**WHAT TO DO**
Restate the records in their entirety, word for word.

Element data from apps and pages
==========

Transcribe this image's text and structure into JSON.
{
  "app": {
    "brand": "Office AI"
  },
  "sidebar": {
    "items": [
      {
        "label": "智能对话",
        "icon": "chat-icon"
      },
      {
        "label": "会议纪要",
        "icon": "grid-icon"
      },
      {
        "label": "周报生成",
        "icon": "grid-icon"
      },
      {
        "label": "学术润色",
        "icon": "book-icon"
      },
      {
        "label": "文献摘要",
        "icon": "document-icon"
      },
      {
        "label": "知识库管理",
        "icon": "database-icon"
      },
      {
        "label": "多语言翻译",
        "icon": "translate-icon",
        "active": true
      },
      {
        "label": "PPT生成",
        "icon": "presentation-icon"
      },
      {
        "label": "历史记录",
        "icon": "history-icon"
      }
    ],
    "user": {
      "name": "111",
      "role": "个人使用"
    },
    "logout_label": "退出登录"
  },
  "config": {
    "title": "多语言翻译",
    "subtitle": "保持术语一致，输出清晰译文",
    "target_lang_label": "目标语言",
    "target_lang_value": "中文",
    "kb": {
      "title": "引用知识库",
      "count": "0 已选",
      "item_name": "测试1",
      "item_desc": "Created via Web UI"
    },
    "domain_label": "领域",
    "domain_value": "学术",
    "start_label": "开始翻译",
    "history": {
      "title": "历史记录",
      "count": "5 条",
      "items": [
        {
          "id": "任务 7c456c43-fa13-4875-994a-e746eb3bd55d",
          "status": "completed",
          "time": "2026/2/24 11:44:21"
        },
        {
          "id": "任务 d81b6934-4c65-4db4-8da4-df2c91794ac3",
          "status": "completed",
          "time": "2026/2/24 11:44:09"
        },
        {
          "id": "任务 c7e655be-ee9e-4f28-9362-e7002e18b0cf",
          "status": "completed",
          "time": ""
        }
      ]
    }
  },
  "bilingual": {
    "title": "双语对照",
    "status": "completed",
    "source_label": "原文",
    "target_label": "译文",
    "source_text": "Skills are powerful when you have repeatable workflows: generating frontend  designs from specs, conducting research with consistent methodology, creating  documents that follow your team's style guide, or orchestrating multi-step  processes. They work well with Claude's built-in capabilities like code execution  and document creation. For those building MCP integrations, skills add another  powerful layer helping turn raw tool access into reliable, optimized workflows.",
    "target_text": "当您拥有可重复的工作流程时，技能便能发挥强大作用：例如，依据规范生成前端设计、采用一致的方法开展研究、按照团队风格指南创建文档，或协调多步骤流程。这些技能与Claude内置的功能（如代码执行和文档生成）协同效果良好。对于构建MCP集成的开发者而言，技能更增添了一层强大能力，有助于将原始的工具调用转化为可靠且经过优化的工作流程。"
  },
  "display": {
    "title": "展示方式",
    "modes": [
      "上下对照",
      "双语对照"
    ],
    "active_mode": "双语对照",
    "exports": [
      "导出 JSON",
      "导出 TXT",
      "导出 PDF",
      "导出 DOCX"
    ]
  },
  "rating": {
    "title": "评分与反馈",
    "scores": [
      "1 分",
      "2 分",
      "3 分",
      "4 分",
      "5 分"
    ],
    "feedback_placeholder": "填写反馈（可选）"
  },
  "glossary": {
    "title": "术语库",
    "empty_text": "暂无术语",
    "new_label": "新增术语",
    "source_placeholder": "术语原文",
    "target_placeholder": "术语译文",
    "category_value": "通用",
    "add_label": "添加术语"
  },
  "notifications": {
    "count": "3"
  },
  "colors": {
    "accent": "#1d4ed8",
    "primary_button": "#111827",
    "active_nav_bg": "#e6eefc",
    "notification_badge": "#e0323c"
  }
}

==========

**FINISHED TASK**
Transcribe this image's text and structure into JSON.
{
  "app": {
    "brand": "Office AI"
  },
  "sidebar": {
    "items": [
      {
        "label": "智能对话",
        "icon": "chat-icon"
      },
      {
        "label": "会议纪要",
        "icon": "grid-icon"
      },
      {
        "label": "周报生成",
        "icon": "grid-icon"
      },
      {
        "label": "学术润色",
        "icon": "book-icon"
      },
      {
        "label": "文献摘要",
        "icon": "document-icon"
      },
      {
        "label": "知识库管理",
        "icon": "database-icon"
      },
      {
        "label": "多语言翻译",
        "icon": "translate-icon",
        "active": true
      },
      {
        "label": "PPT生成",
        "icon": "presentation-icon"
      },
      {
        "label": "历史记录",
        "icon": "history-icon"
      }
    ],
    "user": {
      "name": "111",
      "role": "个人使用"
    },
    "logout_label": "退出登录"
  },
  "config": {
    "title": "多语言翻译",
    "subtitle": "保持术语一致，输出清晰译文",
    "target_lang_label": "目标语言",
    "target_lang_value": "中文",
    "kb": {
      "title": "引用知识库",
      "count": "0 已选",
      "item_name": "测试1",
      "item_desc": "Created via Web UI"
    },
    "domain_label": "领域",
    "domain_value": "学术",
    "start_label": "开始翻译",
    "history": {
      "title": "历史记录",
      "count": "5 条",
      "items": [
        {
          "id": "任务 7c456c43-fa13-4875-994a-e746eb3bd55d",
          "status": "completed",
          "time": "2026/2/24 11:44:21"
        },
        {
          "id": "任务 d81b6934-4c65-4db4-8da4-df2c91794ac3",
          "status": "completed",
          "time": "2026/2/24 11:44:09"
        },
        {
          "id": "任务 c7e655be-ee9e-4f28-9362-e7002e18b0cf",
          "status": "completed",
          "time": ""
        }
      ]
    }
  },
  "bilingual": {
    "title": "双语对照",
    "status": "completed",
    "source_label": "原文",
    "target_label": "译文",
    "source_text": "Skills are powerful when you have repeatable workflows: generating frontend  designs from specs, conducting research with consistent methodology, creating  documents that follow your team's style guide, or orchestrating multi-step  processes. They work well with Claude's built-in capabilities like code execution  and document creation. For those building MCP integrations, skills add another  powerful layer helping turn raw tool access into reliable, optimized workflows.",
    "target_text": "当您拥有可重复的工作流程时，技能便能发挥强大作用：例如，依据规范生成前端设计、采用一致的方法开展研究、按照团队风格指南创建文档，或协调多步骤流程。这些技能与Claude内置的功能（如代码执行和文档生成）协同效果良好。对于构建MCP集成的开发者而言，技能更增添了一层强大能力，有助于将原始的工具调用转化为可靠且经过优化的工作流程。"
  },
  "display": {
    "title": "展示方式",
    "modes": [
      "上下对照",
      "双语对照"
    ],
    "active_mode": "双语对照",
    "exports": [
      "导出 JSON",
      "导出 TXT",
      "导出 PDF",
      "导出 DOCX"
    ]
  },
  "rating": {
    "title": "评分与反馈",
    "scores": [
      "1 分",
      "2 分",
      "3 分",
      "4 分",
      "5 分"
    ],
    "feedback_placeholder": "填写反馈（可选）"
  },
  "glossary": {
    "title": "术语库",
    "empty_text": "暂无术语",
    "new_label": "新增术语",
    "source_placeholder": "术语原文",
    "target_placeholder": "术语译文",
    "category_value": "通用",
    "add_label": "添加术语"
  },
  "notifications": {
    "count": "3"
  },
  "colors": {
    "accent": "#1d4ed8",
    "primary_button": "#111827",
    "active_nav_bg": "#e6eefc",
    "notification_badge": "#e0323c"
  }
}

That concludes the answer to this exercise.